Voltage-gated Ca2+-current was identified in single isolated cells of the zona glomerulosa of adrenal cortex and its properties were studied by the "tight-seal" whole cell recording technique. The Ca2+-channel current was dissected from the net current by dialyzing the cells with CsCl. The identified Ca2+-current was found to be activated by a relatively small depolarization only when the cells were held at a large negative holding potential, but it was inactivated within 10-30 ms. The time course of activation and inactivation was voltage-dependent and became faster when the amplitude of depolarization was increased. The transmembrane potential of the glomerulosa cells was highly sensitive to [K+]e, the slope of the potential change per tenfold change in [K+]e being 48 mV. An increase in [K+]e from 4.7 to 10 mM induce a membrane depolarization by 15 mV, which was sufficient to cause the membrane to reach the threshold potential (-60 mV) for activation of the Ca2+-current at physiological concentration of [Ca2+]e (2.5 mM -CaCl2). The observed properties of the Ca2+-current and K+-dependence of the membrane potential may give reasonable explanation for the mechanism of Ca2+-uptake and consequent aldosterone secretion induced by a small increase in [K+]e, which is known to be one of the major stimulations for aldosterone secretion.

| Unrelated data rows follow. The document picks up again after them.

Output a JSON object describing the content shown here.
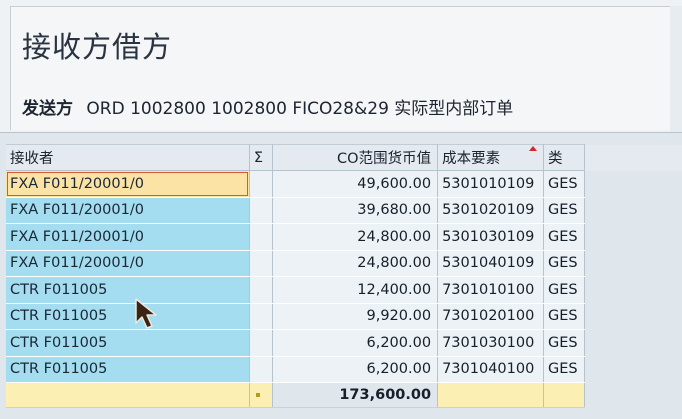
{
  "header": {
    "title": "接收方借方",
    "sender_label": "发送方",
    "sender_value": "ORD 1002800 1002800 FICO28&29 实际型内部订单"
  },
  "grid": {
    "columns": {
      "receiver": "接收者",
      "sigma": "Σ",
      "value": "CO范围货币值",
      "cost_element": "成本要素",
      "type": "类"
    },
    "sort_column": "cost_element",
    "rows": [
      {
        "receiver": "FXA F011/20001/0",
        "value": "49,600.00",
        "cost_element": "5301010109",
        "type": "GES"
      },
      {
        "receiver": "FXA F011/20001/0",
        "value": "39,680.00",
        "cost_element": "5301020109",
        "type": "GES"
      },
      {
        "receiver": "FXA F011/20001/0",
        "value": "24,800.00",
        "cost_element": "5301030109",
        "type": "GES"
      },
      {
        "receiver": "FXA F011/20001/0",
        "value": "24,800.00",
        "cost_element": "5301040109",
        "type": "GES"
      },
      {
        "receiver": "CTR F011005",
        "value": "12,400.00",
        "cost_element": "7301010100",
        "type": "GES"
      },
      {
        "receiver": "CTR F011005",
        "value": "9,920.00",
        "cost_element": "7301020100",
        "type": "GES"
      },
      {
        "receiver": "CTR F011005",
        "value": "6,200.00",
        "cost_element": "7301030100",
        "type": "GES"
      },
      {
        "receiver": "CTR F011005",
        "value": "6,200.00",
        "cost_element": "7301040100",
        "type": "GES"
      }
    ],
    "total": "173,600.00",
    "selected_row": 0
  },
  "colors": {
    "receiver_cell": "#a4dcf0",
    "total_row": "#fbefb4",
    "selected_cell": "#fbe3a6",
    "sort_indicator": "#d2262b"
  },
  "icons": {
    "sort": "sort-ascending-icon",
    "total_marker": "total-marker-icon",
    "cursor": "mouse-pointer-icon"
  }
}
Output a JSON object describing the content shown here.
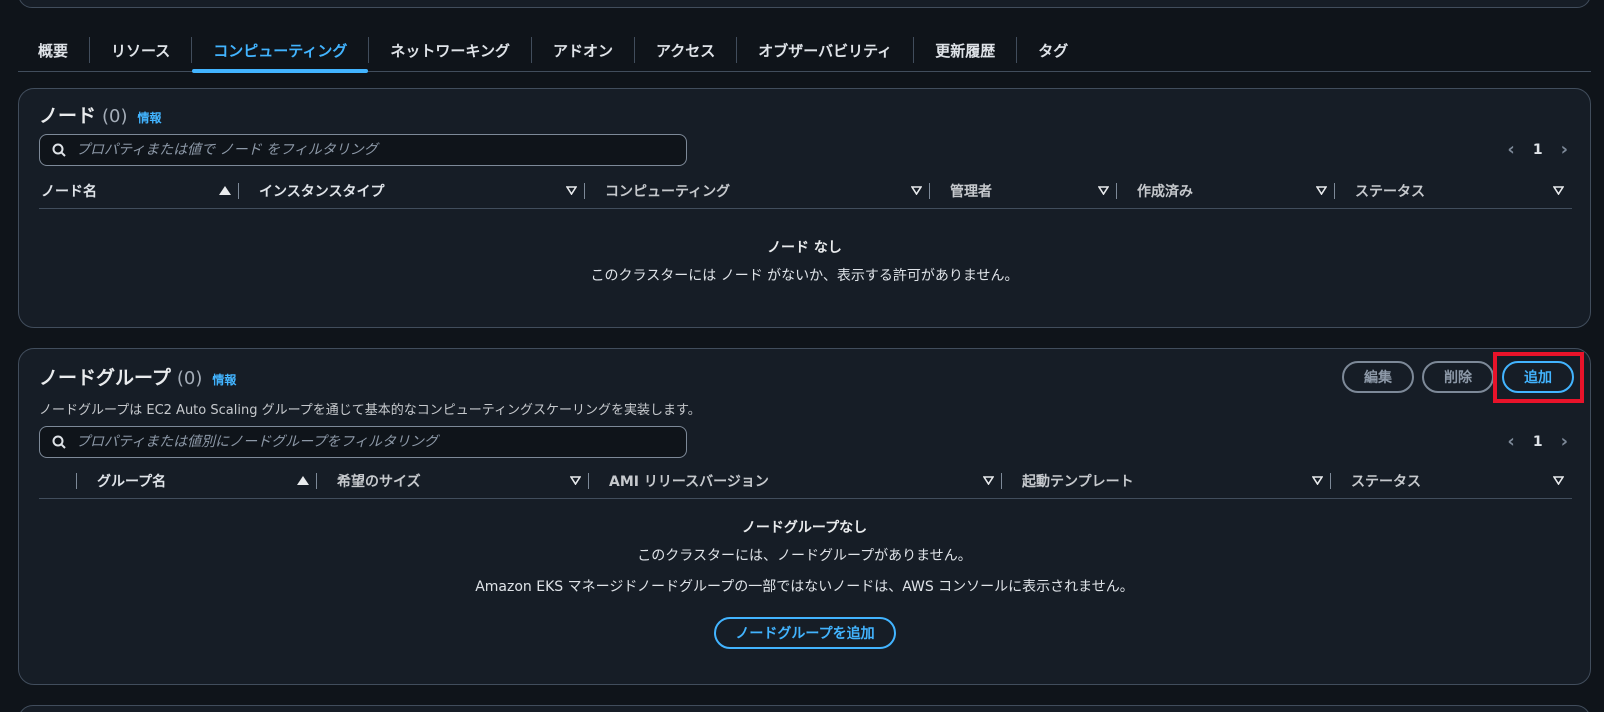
{
  "tabs": [
    {
      "label": "概要"
    },
    {
      "label": "リソース"
    },
    {
      "label": "コンピューティング",
      "active": true
    },
    {
      "label": "ネットワーキング"
    },
    {
      "label": "アドオン"
    },
    {
      "label": "アクセス"
    },
    {
      "label": "オブザーバビリティ"
    },
    {
      "label": "更新履歴"
    },
    {
      "label": "タグ"
    }
  ],
  "nodes": {
    "title": "ノード",
    "count": "(0)",
    "info": "情報",
    "search_placeholder": "プロパティまたは値で ノード をフィルタリング",
    "page": "1",
    "columns": [
      "ノード名",
      "インスタンスタイプ",
      "コンピューティング",
      "管理者",
      "作成済み",
      "ステータス"
    ],
    "empty_title": "ノード なし",
    "empty_text": "このクラスターには ノード がないか、表示する許可がありません。"
  },
  "nodegroups": {
    "title": "ノードグループ",
    "count": "(0)",
    "info": "情報",
    "description": "ノードグループは EC2 Auto Scaling グループを通じて基本的なコンピューティングスケーリングを実装します。",
    "edit_label": "編集",
    "delete_label": "削除",
    "add_label": "追加",
    "search_placeholder": "プロパティまたは値別にノードグループをフィルタリング",
    "page": "1",
    "columns": [
      "グループ名",
      "希望のサイズ",
      "AMI リリースバージョン",
      "起動テンプレート",
      "ステータス"
    ],
    "empty_title": "ノードグループなし",
    "empty_text": "このクラスターには、ノードグループがありません。",
    "empty_note": "Amazon EKS マネージドノードグループの一部ではないノードは、AWS コンソールに表示されません。",
    "add_nodegroup_label": "ノードグループを追加"
  },
  "colors": {
    "accent": "#42b4ff",
    "highlight": "#e8132a",
    "background": "#0f141a",
    "card": "#161d26"
  }
}
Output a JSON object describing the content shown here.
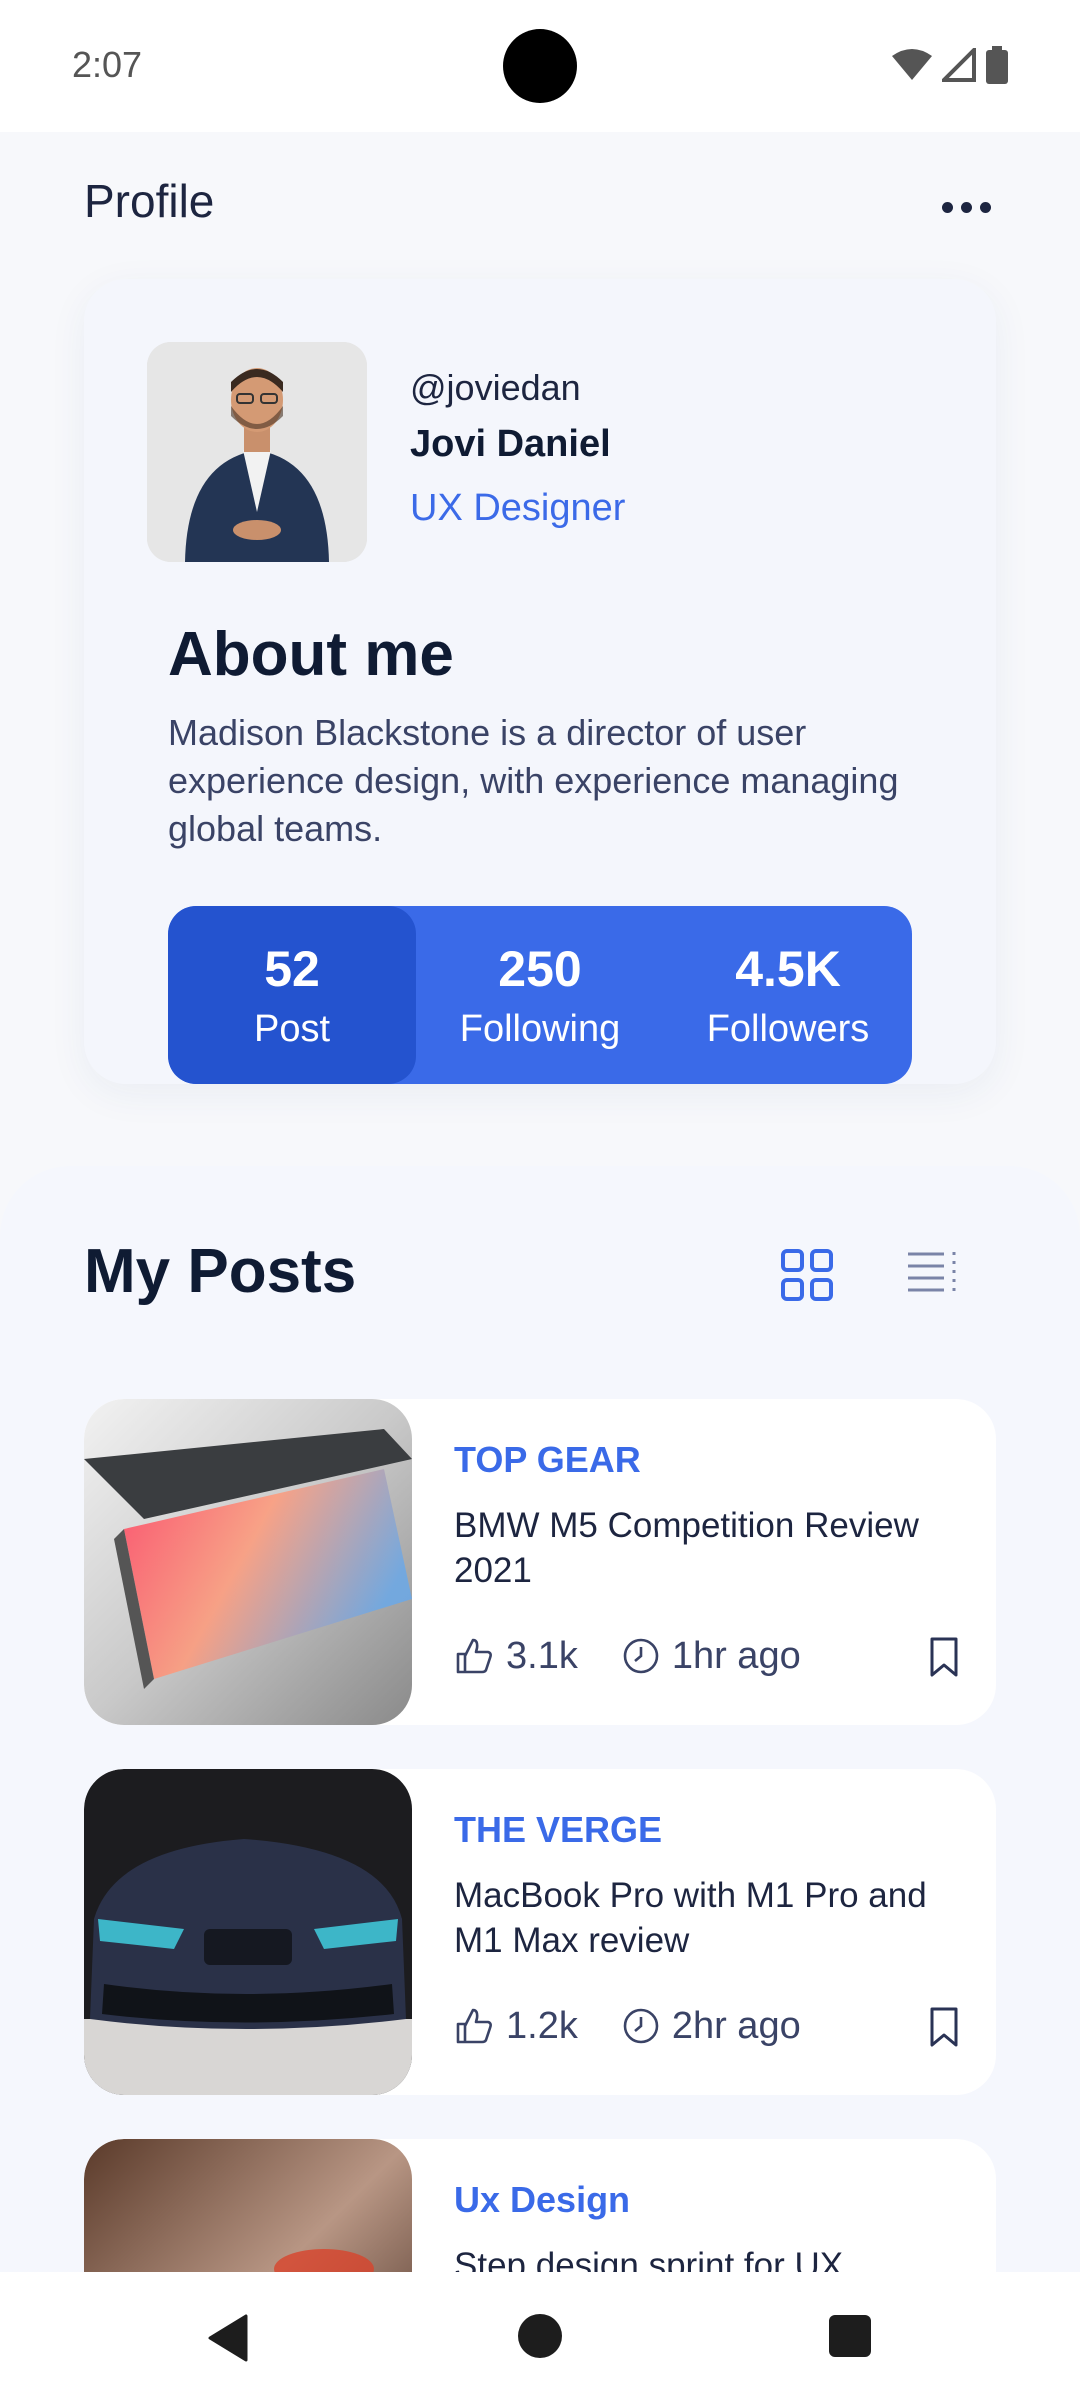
{
  "status_bar": {
    "time": "2:07"
  },
  "header": {
    "title": "Profile"
  },
  "profile": {
    "handle": "@joviedan",
    "name": "Jovi Daniel",
    "role": "UX Designer",
    "about_title": "About me",
    "about_text": "Madison Blackstone is a director of user experience design, with experience managing global teams.",
    "stats": [
      {
        "value": "52",
        "label": "Post"
      },
      {
        "value": "250",
        "label": "Following"
      },
      {
        "value": "4.5K",
        "label": "Followers"
      }
    ]
  },
  "posts": {
    "title": "My Posts",
    "items": [
      {
        "source": "TOP GEAR",
        "title": "BMW M5 Competition Review 2021",
        "likes": "3.1k",
        "time": "1hr ago"
      },
      {
        "source": "THE VERGE",
        "title": "MacBook Pro with M1 Pro and M1 Max review",
        "likes": "1.2k",
        "time": "2hr ago"
      },
      {
        "source": "Ux Design",
        "title": "Step design sprint for UX",
        "likes": "",
        "time": ""
      }
    ]
  },
  "colors": {
    "accent": "#3a6ae8",
    "accent_dark": "#2453cf",
    "text_dark": "#0f1b33"
  }
}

- Glomerulosa cell of adrenal cortex
- Whole-cell recording
ASJC Scopus subject areas